Poor sighting form causes the hips and legs to drop significantly, which, in turn, results in more drag as the body encounters additional water after falling from the streamlined position. It alters the best position for the hand and forearm during the pull phase, which decreases speed and efficiency while also adding to needless fatigue. Finally, it creates a more crossed over kick line, or, at worst, a complete pause in the kick, both of which throw off the fluency of the swim form.
To avoid these pitfalls and improve your swim time, try these three simple suggestions to make sighting in the open water smoother.
1. When sighting, change the beginning of your catch. Just after your hand enters the water, start the catch higher and pull the water back rather allowing any downward motion. Downward motion diminishes the body's forward propulsion and makes your efficiency decline dramatically.
2. Take quick glances. Full head and neck, and sometimes even upper shoulders, leaving the water seriously inhibits the body's ability to cut the water cleanly, and it disallows the arms to remain in a consistent rhythm. Only the smallest amount of head movement should be used.
3. Concentrate on your kick as you sight. Many triathletes will soften their kick as they look up, yet those on the more advanced levels remain consistent and strong with their legs and feet. The strong kick keeps the body moving through the water, as it allows for the hips to remain high. Keeping the body from the natural dip caused by raising the head, the kick keeps you as close to efficient as possible.
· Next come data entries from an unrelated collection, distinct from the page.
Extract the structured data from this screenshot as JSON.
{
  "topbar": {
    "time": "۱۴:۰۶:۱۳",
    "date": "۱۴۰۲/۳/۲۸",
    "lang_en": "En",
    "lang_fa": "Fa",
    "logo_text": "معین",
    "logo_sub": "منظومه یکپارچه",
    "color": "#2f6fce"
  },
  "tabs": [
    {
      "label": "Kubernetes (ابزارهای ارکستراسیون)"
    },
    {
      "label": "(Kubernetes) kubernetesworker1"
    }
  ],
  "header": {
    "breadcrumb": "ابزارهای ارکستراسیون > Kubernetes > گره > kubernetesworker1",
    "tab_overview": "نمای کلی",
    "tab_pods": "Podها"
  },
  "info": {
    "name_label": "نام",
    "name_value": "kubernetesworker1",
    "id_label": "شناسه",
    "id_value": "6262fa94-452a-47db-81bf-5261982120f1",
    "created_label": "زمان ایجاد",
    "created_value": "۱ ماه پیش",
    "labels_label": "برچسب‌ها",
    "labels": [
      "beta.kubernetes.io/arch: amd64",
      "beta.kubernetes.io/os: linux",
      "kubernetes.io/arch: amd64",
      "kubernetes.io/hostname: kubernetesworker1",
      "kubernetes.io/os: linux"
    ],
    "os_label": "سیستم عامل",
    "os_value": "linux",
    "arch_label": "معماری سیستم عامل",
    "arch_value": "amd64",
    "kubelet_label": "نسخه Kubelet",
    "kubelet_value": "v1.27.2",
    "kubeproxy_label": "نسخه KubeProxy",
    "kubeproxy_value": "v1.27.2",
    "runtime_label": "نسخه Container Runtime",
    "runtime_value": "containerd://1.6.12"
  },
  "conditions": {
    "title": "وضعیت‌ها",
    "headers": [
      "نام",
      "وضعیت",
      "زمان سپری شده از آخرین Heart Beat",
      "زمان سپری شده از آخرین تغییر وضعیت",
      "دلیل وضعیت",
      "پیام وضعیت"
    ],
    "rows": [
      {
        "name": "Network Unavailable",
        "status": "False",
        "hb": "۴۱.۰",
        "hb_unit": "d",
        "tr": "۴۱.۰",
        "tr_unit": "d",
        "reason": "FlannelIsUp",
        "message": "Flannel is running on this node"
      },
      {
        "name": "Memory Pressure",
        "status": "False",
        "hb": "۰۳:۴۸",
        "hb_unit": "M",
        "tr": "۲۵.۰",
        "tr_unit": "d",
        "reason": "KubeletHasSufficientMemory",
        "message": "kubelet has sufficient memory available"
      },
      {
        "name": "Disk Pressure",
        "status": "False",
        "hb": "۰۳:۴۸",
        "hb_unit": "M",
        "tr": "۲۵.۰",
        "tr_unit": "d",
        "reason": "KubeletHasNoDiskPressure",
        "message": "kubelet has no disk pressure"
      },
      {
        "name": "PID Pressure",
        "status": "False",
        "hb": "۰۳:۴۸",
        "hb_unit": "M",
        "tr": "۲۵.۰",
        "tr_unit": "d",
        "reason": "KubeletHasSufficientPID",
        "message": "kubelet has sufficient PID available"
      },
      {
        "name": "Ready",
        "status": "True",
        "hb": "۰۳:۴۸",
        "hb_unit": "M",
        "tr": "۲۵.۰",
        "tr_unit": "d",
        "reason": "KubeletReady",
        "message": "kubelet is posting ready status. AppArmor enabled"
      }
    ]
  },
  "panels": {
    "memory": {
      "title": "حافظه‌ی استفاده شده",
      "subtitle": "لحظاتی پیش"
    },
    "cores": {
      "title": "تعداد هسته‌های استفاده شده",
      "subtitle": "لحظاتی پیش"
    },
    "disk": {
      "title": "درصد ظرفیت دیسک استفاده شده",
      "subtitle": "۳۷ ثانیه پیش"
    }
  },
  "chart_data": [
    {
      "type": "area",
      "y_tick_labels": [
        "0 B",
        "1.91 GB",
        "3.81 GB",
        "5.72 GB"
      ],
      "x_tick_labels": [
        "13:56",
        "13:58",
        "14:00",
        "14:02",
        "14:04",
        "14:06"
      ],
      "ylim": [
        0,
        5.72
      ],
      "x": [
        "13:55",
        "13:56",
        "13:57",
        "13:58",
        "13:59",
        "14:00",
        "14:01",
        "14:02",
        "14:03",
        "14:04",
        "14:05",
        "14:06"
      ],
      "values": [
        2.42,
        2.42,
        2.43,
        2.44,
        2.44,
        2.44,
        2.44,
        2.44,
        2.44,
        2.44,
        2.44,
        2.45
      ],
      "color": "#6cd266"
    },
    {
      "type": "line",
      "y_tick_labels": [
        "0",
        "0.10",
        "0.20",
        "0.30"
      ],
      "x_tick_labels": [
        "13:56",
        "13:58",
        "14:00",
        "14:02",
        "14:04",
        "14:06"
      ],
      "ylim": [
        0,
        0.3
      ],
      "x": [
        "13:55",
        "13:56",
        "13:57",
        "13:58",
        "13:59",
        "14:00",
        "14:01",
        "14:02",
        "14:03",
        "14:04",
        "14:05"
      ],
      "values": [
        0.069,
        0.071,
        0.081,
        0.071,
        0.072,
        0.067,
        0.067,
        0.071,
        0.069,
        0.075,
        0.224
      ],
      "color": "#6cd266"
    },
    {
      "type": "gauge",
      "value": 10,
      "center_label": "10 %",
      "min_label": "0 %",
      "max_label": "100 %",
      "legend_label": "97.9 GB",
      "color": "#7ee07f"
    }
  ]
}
Sighting is a basic idea that, if done well, can shave precious seconds off your swim time and allow you to retain as much stored energy as possible for the remainder of the race. If done poorly, it will make you labor far too hard and force you to spend needless extra time in the water. Therefore, use the suggestions above in practice and training so that they become second nature when you hit the open water on race day.